USU Class of 2024 Medical Student Awarded Rare Military Honor

USU School of Medicine student Army 2nd Lt. Olivia Agee, class of 2024, earned the Army Expert Field Medical Badge (EFMB).

Army 2nd Lt. Olivia Agee, left, in a forest setting, assisting a man with an "arm wound" during a field exercise scenario.
Graduating USU medical student Army 2nd Lt. Olivia Agee (left), class of 2024, recently earned 
the coveted Army Expert Field Medical Badge (EFMB). (Photo courtesy of Army 2nd Lt. Olivia 

May 7, 2024 by Ian Neligh

Proving with enough preparation and grit even the most daunting challenges can be bested, Uniformed Services University (USU) School of Medicine (SOM) student Army 2nd Lt. Olivia Agee, class of 2024, recently earned the coveted Army Expert Field Medical Badge (EFMB).

Army 2nd Lt. Olivia Agee stands with her arms behind her back in Army fatigues.
Agee took part in the week-long challenge
and endured a series of rigorous
assessments including written exams,
physical fitness evaluations, and land
navigation. (Photo courtesy of Army 2nd
Lt. Olivia Agee)
The famously difficult week-long challenge, which awards the military badge to those who successfully complete it, tests soldiers on their professional competence and physical endurance. 

Obtaining an Army special skill badge known for its difficulty requires candidates to endure a series of rigorous assessments including written exams, physical fitness evaluations, land navigation, warrior skills, and tactical combat casualty care — to name a few.

“I am grateful to have earned this badge and hope it will help me advocate for training and education opportunities for (Combat Medic Specialists) and other soldiers I may lead one day,” says Agee.

Agee grew up in an Air Force family, and while traveling a lot during her childhood, considers San Antonio, Texas home. She says she didn’t initially consider going into medicine like her parents, but a sports-related injury made her look at medicine in a whole new way.

“Both my parents were active duty and in the medical field my whole life, but it was not until I tore my ACL in high school that I began to consider a career in medicine,” says Agee. “I had so much appreciation towards my Orthopedic surgeon and physical therapists that helped me go from crutches to scoring goals on the soccer field again.”

Shortly after graduating high school, she reported to West Point for her undergraduate degree.
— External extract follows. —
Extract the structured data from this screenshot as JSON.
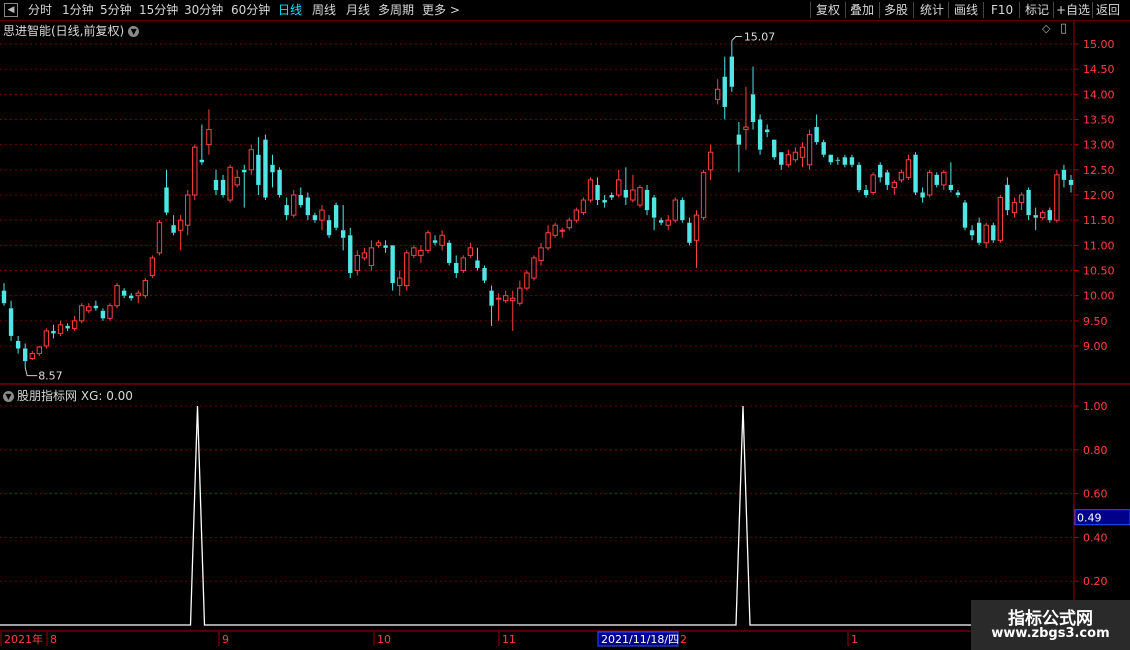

“At West Point, I learned more about Army medicine and also reflected on my parents’ experiences as military medical providers. Whether deployed or in a garrison environment, they found taking care of soldiers extremely rewarding,” Agee says.

According to Agee, by the end of her freshman year at West Point, she knew she wanted to pursue becoming a military doctor, and when the time was right she applied to medical school at USU.

“Similar to West Point, USU has given me far more than they ask for in return: a world-class education, freedom to pursue clinical opportunities in far away locations, and fantastic classmates,” Agee says. “I don’t think there is another medical school on this Earth that gives you such things.”

She says she became interested in trying to earn her EFMB badge because she knew it would challenge her in areas that she felt she needed to become stronger in — namely marksmanship and night land navigation. 

She added two of her USU classmates who successfully received their EFMB badges earlier this year, Army 2nd Lt. Perry Wiseman and Army 2nd Lt. Trey Nettles, were encouraging and helped her prepare for the difficult curriculum.

Agee attended the course hosted in Fort Jackson, South Carolina, where a two-week “train-up” model is used before the testing begins. She said the first week consisted of walking candidates through each of the evaluations and the grading standards. During the second week, they conducted mock testing and offered additional hands-on training if needed.

In the third week, the examination began.

“Our course started with 55 people and ended up graduating with 26, which is a pretty high pass rate compared to the average 27 percent pass rate from fiscal year 2022,” Agee says.

Agee adds overall the course was tricky, but was surprised at how challenging she found the “medical lane” to be.

“Essentially, you must take care of three casualties, one conscious, two unconscious, with different injury patterns from the care under fire phase through tactical field care phase,” Agee says, adding the evaluation is limited to one hour and 45 minutes and a person can fail if any step is skipped or performed incorrectly.

“In order to prepare for that… my friends and I would verbalize and study nearly every night,” Agee says. “I even came up with the idea of making life-sized gingerbread silhouettes with medical tape on three of the barracks beds so that we could make a ‘mock’ (evaluation) and practice the scenario and all the interventions.”

Besides her success in receiving the EFMB, Agee is also part of the School of Medicine's graduating class of 2024.

“I am excited to begin this next chapter of my life but also sad to say goodbye to all of the great friends I have made,” Agee says.

Over the past two years, the USU School of Medicine has sent four students to EFMB and all have successfully earned the military badge.